§ Given data:
'''
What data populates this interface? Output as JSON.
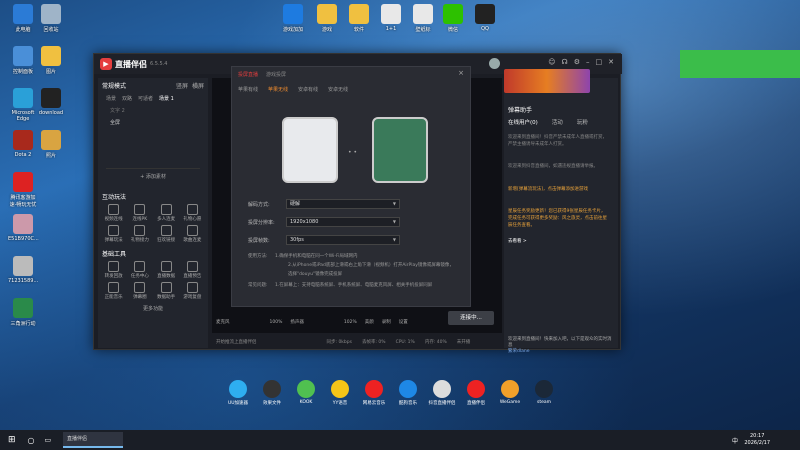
{
  "desktop_icons": [
    {
      "label": "此电脑",
      "name": "this-pc-icon",
      "color": "#2b7bd6"
    },
    {
      "label": "回收站",
      "name": "recycle-bin-icon",
      "color": "#9fb4c8"
    },
    {
      "label": "控制面板",
      "name": "control-panel-icon",
      "color": "#4a8fd8"
    },
    {
      "label": "图片",
      "name": "pictures-icon",
      "color": "#f0c040"
    },
    {
      "label": "Microsoft Edge",
      "name": "edge-icon",
      "color": "#2aa0d8"
    },
    {
      "label": "download",
      "name": "download-icon",
      "color": "#222"
    },
    {
      "label": "Dota 2",
      "name": "dota2-icon",
      "color": "#a8291c"
    },
    {
      "label": "照片",
      "name": "photos-icon",
      "color": "#d9a441"
    },
    {
      "label": "腾讯客游加速-畅玩无忧",
      "name": "game-accelerator-icon",
      "color": "#d22"
    },
    {
      "label": "E51B970C...",
      "name": "image-file-icon",
      "color": "#c9a"
    },
    {
      "label": "71231589...",
      "name": "image-file-icon-2",
      "color": "#bbb"
    },
    {
      "label": "三角洲行动",
      "name": "delta-force-icon",
      "color": "#2a8a4a"
    }
  ],
  "top_icons": [
    {
      "label": "游戏加加",
      "name": "game-plus-icon",
      "color": "#1e7be0"
    },
    {
      "label": "游戏",
      "name": "folder-icon",
      "color": "#f0c040"
    },
    {
      "label": "软件",
      "name": "folder-icon-2",
      "color": "#f0c040"
    },
    {
      "label": "1+1",
      "name": "file-icon",
      "color": "#e8e8e8"
    },
    {
      "label": "壁纸标",
      "name": "file-icon-2",
      "color": "#e8e8e8"
    },
    {
      "label": "微信",
      "name": "wechat-icon",
      "color": "#2dc100"
    },
    {
      "label": "QQ",
      "name": "qq-icon",
      "color": "#222"
    }
  ],
  "window": {
    "app_name": "直播伴侣",
    "version": "6.5.5.4",
    "left": {
      "mode": "常规模式",
      "tabs": [
        "横屏",
        "竖屏"
      ],
      "scene_row": [
        "场景",
        "双路",
        "可适者",
        "场景 1"
      ],
      "scene_items": [
        "文字 2",
        "全屏"
      ],
      "add_label": "+ 添加素材",
      "interact_title": "互动玩法",
      "interact_tools": [
        "视频连线",
        "连线PK",
        "多人连麦",
        "礼物心愿",
        "弹幕玩法",
        "礼物接力",
        "狂欢链接",
        "歌曲连麦"
      ],
      "basic_title": "基础工具",
      "basic_tools": [
        "转发回放",
        "任务中心",
        "直播数据",
        "直播预告",
        "正能音乐",
        "弹幕圈",
        "数据助手",
        "游戏复盘"
      ],
      "more": "更多功能"
    },
    "right": {
      "title": "弹幕助手",
      "tabs": [
        "在线用户(0)",
        "活动",
        "玩粉"
      ],
      "msg1": "欢迎来到直播间！抖音严禁未成年人直播或打赏，严禁主播诱导未成年人打赏。",
      "msg2": "欢迎来到抖音直播间，如遇违规直播请举报。",
      "msg3": "新增[弹幕流玩法]，点击弹幕添加进游戏",
      "msg4": "星辰任务奖励更新！您已获得9张星辰任务卡片，完成任务可获得更多奖励：风之旅灵，点击前往星辰任务查看。",
      "msg4_link": "去看看 >",
      "bottom": "欢迎来到直播间！快来加入吧，以下是观众的实时消息",
      "users": "繁荣dlane",
      "viewers": "16821"
    },
    "status": [
      "同步: 0kbps",
      "丢帧率: 0%",
      "CPU: 1%",
      "内存: 40%",
      "未开播"
    ],
    "status_tip": "开始推流上直播伴侣"
  },
  "dialog": {
    "tabs": [
      "投屏直播",
      "游戏投屏"
    ],
    "platform_tabs": [
      "苹果有线",
      "苹果无线",
      "安卓有线",
      "安卓无线"
    ],
    "fields": [
      {
        "label": "解码方式:",
        "value": "硬解"
      },
      {
        "label": "投屏分辨率:",
        "value": "1920x1080"
      },
      {
        "label": "投屏帧数:",
        "value": "30fps"
      }
    ],
    "help_title": "使用方法:",
    "help_lines": [
      "1.确保手机和电脑在同一个Wi-Fi局域网内",
      "2.从iPhone或iPad底部上滑或右上角下滑（视频机）打开AirPlay镜像或屏幕镜像，",
      "选择\"douyu\"镜像完成投屏"
    ],
    "faq_title": "常见问题:",
    "faq_text": "1.在屏幕上：支持电脑系统屏、手机系统屏、电脑麦克风屏、相关手机投屏同屏",
    "zoom1": "100%",
    "zoom2": "102%",
    "ctrl_labels": [
      "麦克风",
      "扬声器",
      "美颜",
      "录制",
      "设置"
    ],
    "golive": "连接中..."
  },
  "dock": [
    {
      "label": "UU加速器",
      "color": "#2eaef0"
    },
    {
      "label": "效果文件",
      "color": "#333"
    },
    {
      "label": "KOOK",
      "color": "#50c050"
    },
    {
      "label": "YY语音",
      "color": "#f5c518"
    },
    {
      "label": "网易云音乐",
      "color": "#e22"
    },
    {
      "label": "酷狗音乐",
      "color": "#1e88e5"
    },
    {
      "label": "抖音直播伴侣",
      "color": "#ddd"
    },
    {
      "label": "直播伴侣",
      "color": "#e22"
    },
    {
      "label": "WeGame",
      "color": "#f1a02a"
    },
    {
      "label": "steam",
      "color": "#1b2838"
    }
  ],
  "taskbar": {
    "app": "直播伴侣",
    "time": "20:17",
    "date": "2026/2/17",
    "lang": "中"
  }
}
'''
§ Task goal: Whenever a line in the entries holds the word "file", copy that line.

§ Final answer:
      "name": "image-file-icon",
      "name": "image-file-icon-2",
      "name": "file-icon",
      "name": "file-icon-2",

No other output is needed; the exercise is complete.